In several countries, such as Canada, a digital revolution like the one that created smart cities, is affecting farms. Technology is starting to transform farms and farming. Not only the vast, industrial-scale factory farms, but also small and organic farms. As in the case of smart cities, this technology provides significant benefits, but also creates significant challenges.
A funding of €15 million from the EC’s Horizon 2020 programme along with €17 million from the Estonian Government was obtained for Smart City Research in Helsinki and Tallinn. This will enable R&D teams to test and implement smart city strategies with the eventual goal of creating cross-border smart city initiatives along the EU.
The development of Smart Cities around the world comes with several daunting challenges, one of which is the efficient maintenance of the city’s underlying systems of interconnected networks. However, enterprise networks can offer a useful parallel.
While a lot of buzz in smart cities is about the impressive, cutting-edge technology, the crucial component which makes them smart should be the emphasis on their citizens. The technology should be invisible, seamlessly embedded in the environment to serve real human needs. If the sole focus of a smart city is the technology, then the project is doomed to fail.

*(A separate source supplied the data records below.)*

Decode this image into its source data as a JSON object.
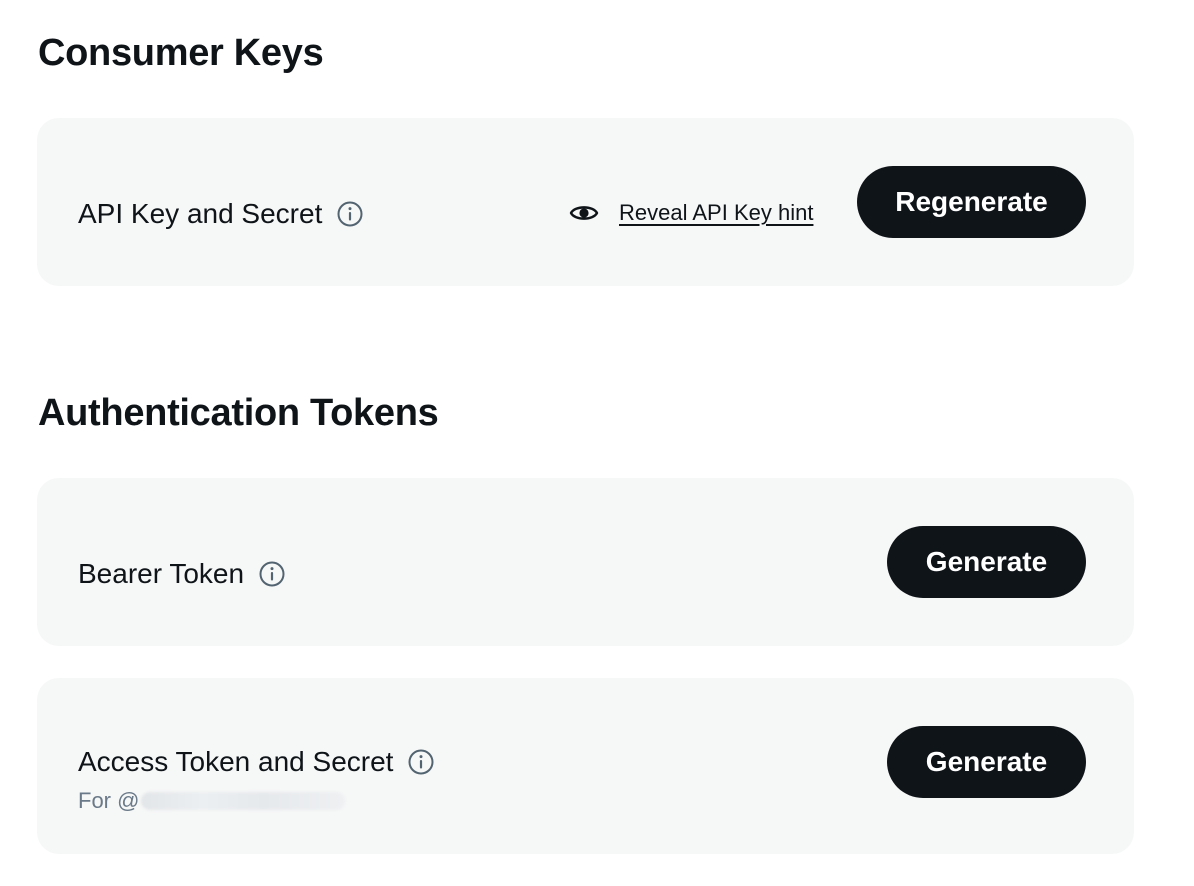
{
  "consumer_keys": {
    "title": "Consumer Keys",
    "api_key_label": "API Key and Secret",
    "reveal_link": "Reveal API Key hint",
    "regenerate_label": "Regenerate"
  },
  "auth_tokens": {
    "title": "Authentication Tokens",
    "bearer": {
      "label": "Bearer Token",
      "button_label": "Generate"
    },
    "access": {
      "label": "Access Token and Secret",
      "sublabel_prefix": "For @",
      "button_label": "Generate"
    }
  },
  "icons": {
    "info": "info-icon",
    "reveal": "eye-icon"
  },
  "colors": {
    "button_bg": "#0f1419",
    "card_bg": "#f6f7f7",
    "muted_text": "#6b7a89"
  }
}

Universities around the world, with the US leading the way, are taking notice of smart city developments and applying many of the same solutions. University campuses are ideal for this, as, in effect, they are mini metropolises of their own, with their own shops, roads, transport, residences, banks, and tens of thousands of visitors every day.
The rapid growth of cities around the world poses a variety of challenges. One of these is the additional space needed to store cars. Improved parking technologies, such as robotic parking, can provide an answer. Such solutions are already being implemented.